## Directions for this task
In the listing below, find each line that holds the string "Cylinder" and copy it.

## Dataset records
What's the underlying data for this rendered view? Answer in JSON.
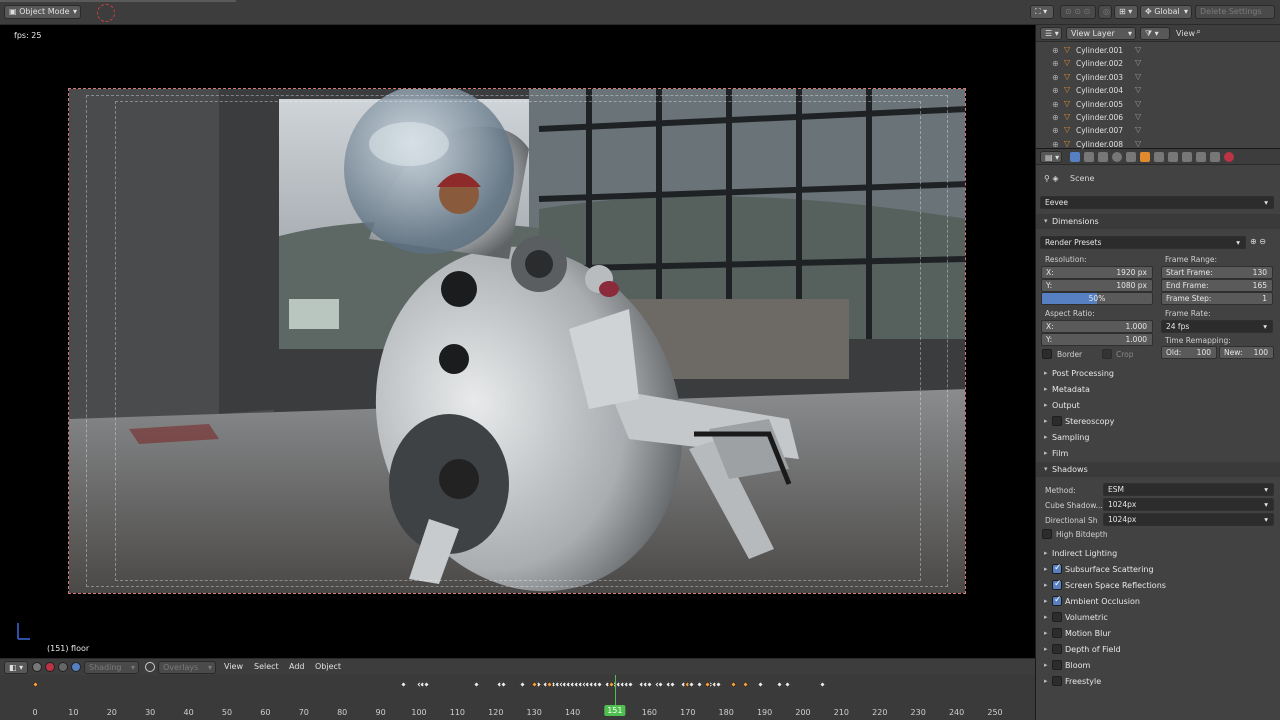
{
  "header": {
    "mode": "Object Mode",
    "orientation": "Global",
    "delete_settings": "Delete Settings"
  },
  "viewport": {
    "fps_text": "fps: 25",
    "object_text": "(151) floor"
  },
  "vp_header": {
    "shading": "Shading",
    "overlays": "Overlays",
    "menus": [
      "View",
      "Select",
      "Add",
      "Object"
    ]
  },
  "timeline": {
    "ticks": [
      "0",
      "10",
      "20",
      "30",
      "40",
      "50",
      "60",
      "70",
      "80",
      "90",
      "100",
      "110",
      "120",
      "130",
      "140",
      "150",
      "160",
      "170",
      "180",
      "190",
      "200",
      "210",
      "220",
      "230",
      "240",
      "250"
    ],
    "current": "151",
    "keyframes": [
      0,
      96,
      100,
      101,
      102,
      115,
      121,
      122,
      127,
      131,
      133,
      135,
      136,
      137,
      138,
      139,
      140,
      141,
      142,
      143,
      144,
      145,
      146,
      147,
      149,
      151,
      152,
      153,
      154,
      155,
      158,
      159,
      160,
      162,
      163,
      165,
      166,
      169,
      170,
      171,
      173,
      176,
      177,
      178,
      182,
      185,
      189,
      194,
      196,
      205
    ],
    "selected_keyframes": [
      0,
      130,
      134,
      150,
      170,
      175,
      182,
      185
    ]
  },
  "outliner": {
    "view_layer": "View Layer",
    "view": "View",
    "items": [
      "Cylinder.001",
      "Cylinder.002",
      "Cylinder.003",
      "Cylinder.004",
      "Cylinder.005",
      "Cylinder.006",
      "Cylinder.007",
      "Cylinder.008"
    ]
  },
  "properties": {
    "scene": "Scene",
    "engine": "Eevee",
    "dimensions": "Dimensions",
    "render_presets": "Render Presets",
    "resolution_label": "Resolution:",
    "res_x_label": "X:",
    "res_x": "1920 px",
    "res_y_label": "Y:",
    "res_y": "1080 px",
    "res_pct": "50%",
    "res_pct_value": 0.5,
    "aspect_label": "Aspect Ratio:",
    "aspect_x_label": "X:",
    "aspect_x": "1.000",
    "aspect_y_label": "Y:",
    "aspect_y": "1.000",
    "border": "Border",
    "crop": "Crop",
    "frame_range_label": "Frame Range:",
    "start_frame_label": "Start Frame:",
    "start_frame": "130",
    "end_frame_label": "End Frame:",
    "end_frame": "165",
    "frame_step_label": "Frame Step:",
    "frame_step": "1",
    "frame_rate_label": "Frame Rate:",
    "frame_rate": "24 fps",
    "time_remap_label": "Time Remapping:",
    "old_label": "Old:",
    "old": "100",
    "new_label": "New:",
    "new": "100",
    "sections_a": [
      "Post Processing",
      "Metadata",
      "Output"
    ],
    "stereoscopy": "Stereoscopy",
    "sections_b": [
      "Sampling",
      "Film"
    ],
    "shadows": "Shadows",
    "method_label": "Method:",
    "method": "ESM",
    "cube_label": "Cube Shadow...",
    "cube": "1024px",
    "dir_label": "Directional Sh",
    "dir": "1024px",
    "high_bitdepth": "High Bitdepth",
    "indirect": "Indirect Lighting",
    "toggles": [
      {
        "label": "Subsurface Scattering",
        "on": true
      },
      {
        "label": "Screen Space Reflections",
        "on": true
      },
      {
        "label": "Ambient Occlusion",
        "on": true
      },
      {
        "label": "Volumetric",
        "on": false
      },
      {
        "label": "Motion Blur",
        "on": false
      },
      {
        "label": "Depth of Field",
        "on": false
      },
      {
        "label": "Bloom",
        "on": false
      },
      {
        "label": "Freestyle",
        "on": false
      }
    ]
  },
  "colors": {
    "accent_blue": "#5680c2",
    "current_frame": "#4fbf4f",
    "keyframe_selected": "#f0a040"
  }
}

## Finished task
      "Cylinder.001",
      "Cylinder.002",
      "Cylinder.003",
      "Cylinder.004",
      "Cylinder.005",
      "Cylinder.006",
      "Cylinder.007",
      "Cylinder.008"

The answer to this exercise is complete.